This method reduces the complexity of solving big problems by focusing on smaller, easier-to-solve pieces.

## Example to understand the concept of divide and conquer recurrences

### Fibonacci Series Numbers

The Fibonacci series generates a sequence of numbers where each number is obtained by the sum of its two preceding numbers. However, we can compute Fibonacci numbers using a divide-and-conquer approach.

**Recurrence relation for computing the nth Fibonacci number:**

**T(n) = T(n-1) + T(n-2) + O(1)**

**In the above example**

**T(n) –**The time complexity of computing the nth Fibonacci number.**(n-1)th and (n-2)th**– The algorithm recursively computes the (n-1)th and (n-2)th Fibonacci numbers and then adds them together.**(O(1))**– The additional work done outside the recursive calls is the constant time operation of addition (O(1)).

This recurrence relation describes the time complexity of computing Fibonacci numbers.

## Examples of Divide and Conquer Recurrences

**Binary Search**: This is a method to find an item in a sorted list. First, we divide the list into two halves. We then determine in which half the item would be, if it’s there at all. We keep dividing the half where the item could be until we find the item or conclude it’s not there. This process can be described by the recurrence relation T(n) = T(n/2) + c, where T(n) is the time to search in a list of n items, and c is the constant time to do the division and comparison at each step.**Merge Sort**: This algorithm sorts a list by dividing it into two halves, sorting each half, and then merging the sorted halves. The sorting of each half is done recursively using the same divide-and-conquer approach. The recurrence relation for merge sort is T(n) = 2T(n/2) + cn, where T(n) is the time to sort a list of n items, and cn represents the time to merge the two sorted halves.

## Important Points

**Recurrence Relations**: These are equations that define sequences of numbers. In the context of divide and conquer, they help us understand how the time or space requirements of an algorithm grow as the size of the input increases.**Solving Recurrences**: Techniques like the Master Theorem can be used to find closed-form solutions to recurrence relations, giving us a clear understanding of an algorithm’s efficiency.**Example with Real-life Analogy**: Imagine a large family photo that needs to be cut into individual pictures. Instead of cutting each person out one by one, you could divide the photo into halves, then quarters, and so on, until each person’s picture is separated. This “divide and conquer” approach simplifies the task, similar to how algorithms tackle complex problems.
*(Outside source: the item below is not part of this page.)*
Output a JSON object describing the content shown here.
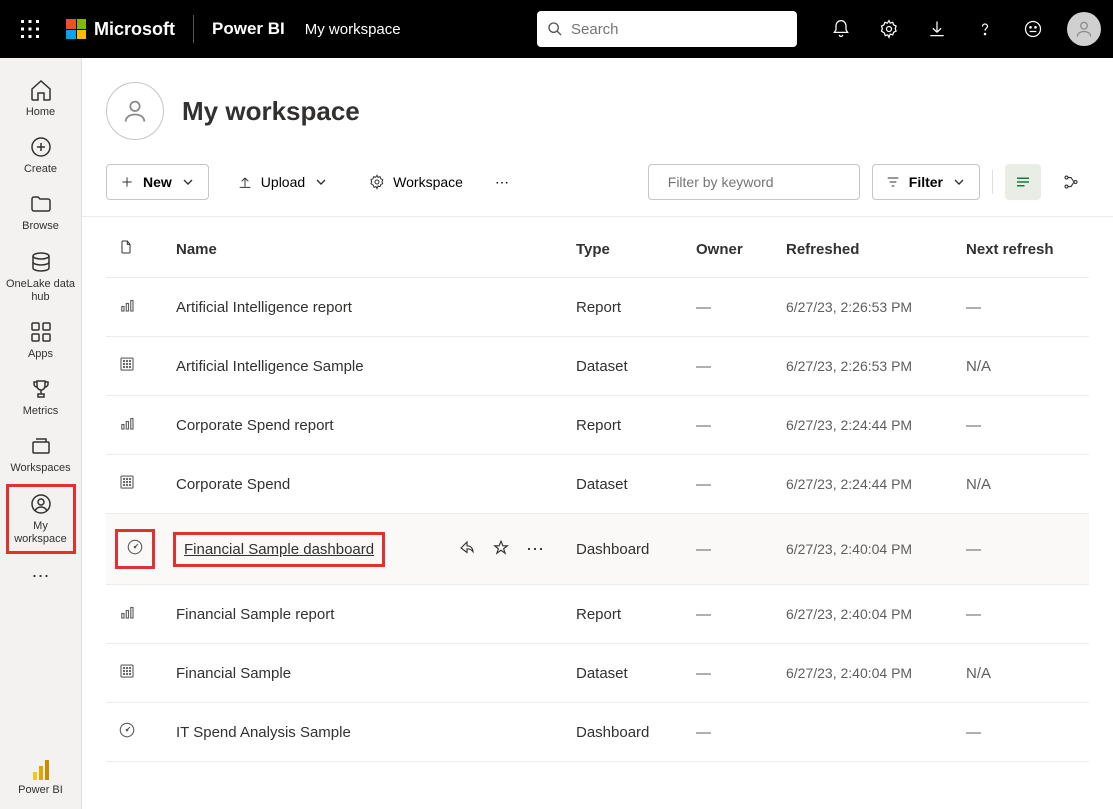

## Conclusion

Divide and Conquer is a powerful strategy in computer science for solving problems efficiently. By breaking down a large problem into smaller parts, solving those parts, and then combining the solutions, complex tasks become more manageable.